It’s hard to care too much about the players’ true ages so long as Aspire seeks only to win games and lift soccer prodigies out of poverty. It’s a bit more of a problem if the real goal of Football Dreams is to stock the Qatari national team with the best talent money can buy. Qatar will host the 2022 FIFA World Cup, and under FIFA rules, the host country’s team automatically qualifies for the tournament. Qatar, whose national team is ranked 88th in the world, has never accomplished this feat on its own. If the Middle Eastern nation is able to draw players from across Africa, the country’s soccer prospects will immediately improve. Football Dreams, then, might be a bet hedged against World Cup embarrassment.
Qatar denies it plans to assimilate Football Dreams’ players into their World Cup team, pointing out how closely it works with the academy players’ respective national football associations. More than 30 Football Dreams athletes have played for their native youth national teams, and no Football Dreams player has ever represented Qatar. The country, though, has a history of paying athletes in other sports to switch allegiance. While Qatar has yet to officially buy any footballers, the size and the scope of the Aspire Academy suggests that the down payments have already been made.
Football Dreams fits in with Qatar’s focus on achieving economic growth and international recognition through sport. While Aspire’s on-field success and the Football Dreams story have earned Qatar worldwide renown, the Qataris could presumably launch a humanitarian project that would represent a more efficient use of their money. And if elevating African soccer is the goal, investments in playing fields, coaching programs, or equipment would do more to benefit the continent than sending a handful of players to an academy.
As it is, Qatar reserves its resources for the select few. The recruits play against elite opposition every weekend during the school year and travel to international youth tournaments each summer. Manchester United’s Milk Cup squad likely knew exactly what it was in for, as the teams face off in Qatar with some regularity. Occasionally, United’s first team will come along, their superstars mentoring Aspire’s protégées. Since Aspire has no professional affiliation, the world’s best academies are willing to share their training procedures and tactics.
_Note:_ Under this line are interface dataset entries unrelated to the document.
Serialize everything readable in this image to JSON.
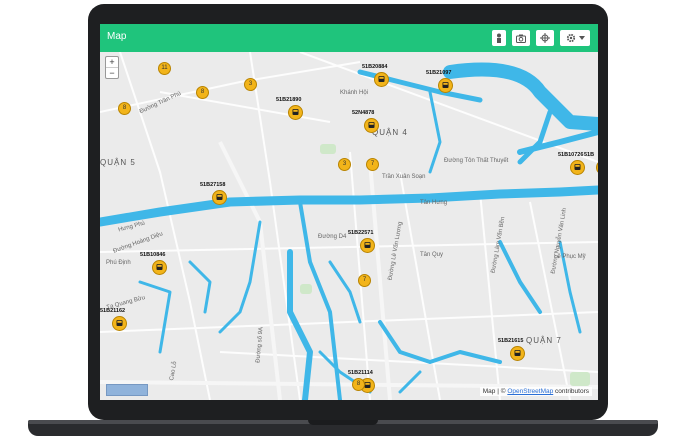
{
  "window": {
    "title": "Map"
  },
  "toolbar": {
    "buttons": [
      {
        "icon": "person-icon"
      },
      {
        "icon": "camera-icon"
      },
      {
        "icon": "crosshair-icon"
      },
      {
        "icon": "gear-icon",
        "has_dropdown": true
      }
    ]
  },
  "zoom": {
    "in_label": "+",
    "out_label": "−"
  },
  "map": {
    "districts": [
      "QUẬN 4",
      "QUẬN 7",
      "QUẬN 5"
    ],
    "streets": [
      "Đường Trần Phú",
      "Đường Tôn Thất Thuyết",
      "Trần Xuân Soạn",
      "Tân Hưng",
      "Đường Lâm Văn Bền",
      "Đường Nguyễn Văn Linh",
      "Lê Phục Mỹ",
      "Đường D4",
      "Đường Lê Văn Lương",
      "Tân Quy",
      "Đường Hoàng Diệu",
      "Tạ Quang Bửu",
      "Cao Lỗ",
      "Đường số 9A",
      "Hưng Phú",
      "Phú Định",
      "Khánh Hội"
    ],
    "vehicles": [
      {
        "label": "51B20884"
      },
      {
        "label": "51B21097"
      },
      {
        "label": "51B21890"
      },
      {
        "label": "52N4878"
      },
      {
        "label": "51B10726"
      },
      {
        "label": "51B27158"
      },
      {
        "label": "51B22571"
      },
      {
        "label": "51B10846"
      },
      {
        "label": "51B21162"
      },
      {
        "label": "51B21615"
      },
      {
        "label": "51B21114"
      },
      {
        "label": "51B"
      }
    ],
    "clusters": [
      "11",
      "8",
      "8",
      "3",
      "3",
      "7",
      "7",
      "8"
    ]
  },
  "attribution": {
    "brand": "Map",
    "separator": "|",
    "copyright": "©",
    "link": "OpenStreetMap",
    "suffix": "contributors"
  },
  "colors": {
    "titlebar": "#1fc47c",
    "water": "#3fb7e8",
    "marker": "#f2b41a",
    "map_bg": "#e9e9e9"
  }
}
Aspire also has the money to attract the game’s big thinkers. Along with Man U, Barcelona and AC Milan have also made the long trip to Doha.
While the first class in the Football Dreams program has yet to graduate, Aspire’s players are slowly assimilating into the international soccer scene. Ibrahima Drame recently represented Senegal at the under-17 level, but he won’t be tied to that country’s squad until he makes his competitive, first-team debut. Qatar’s qualification for the 2014 World Cup is far from secure, and Drame—should the Qataris offer him citizenship—would likely upgrade his new country’s forward line. Will he stay with Senegal or suit up for Qatar? Once Drame makes his choice, the real motives behind the world’s most ambitious experiment in player development will become clear.
Correction, Sept. 15, 2011: This piece originally stated that nearly one-quarter of soccer players in Europe are African. (Return to the corrected sentence.)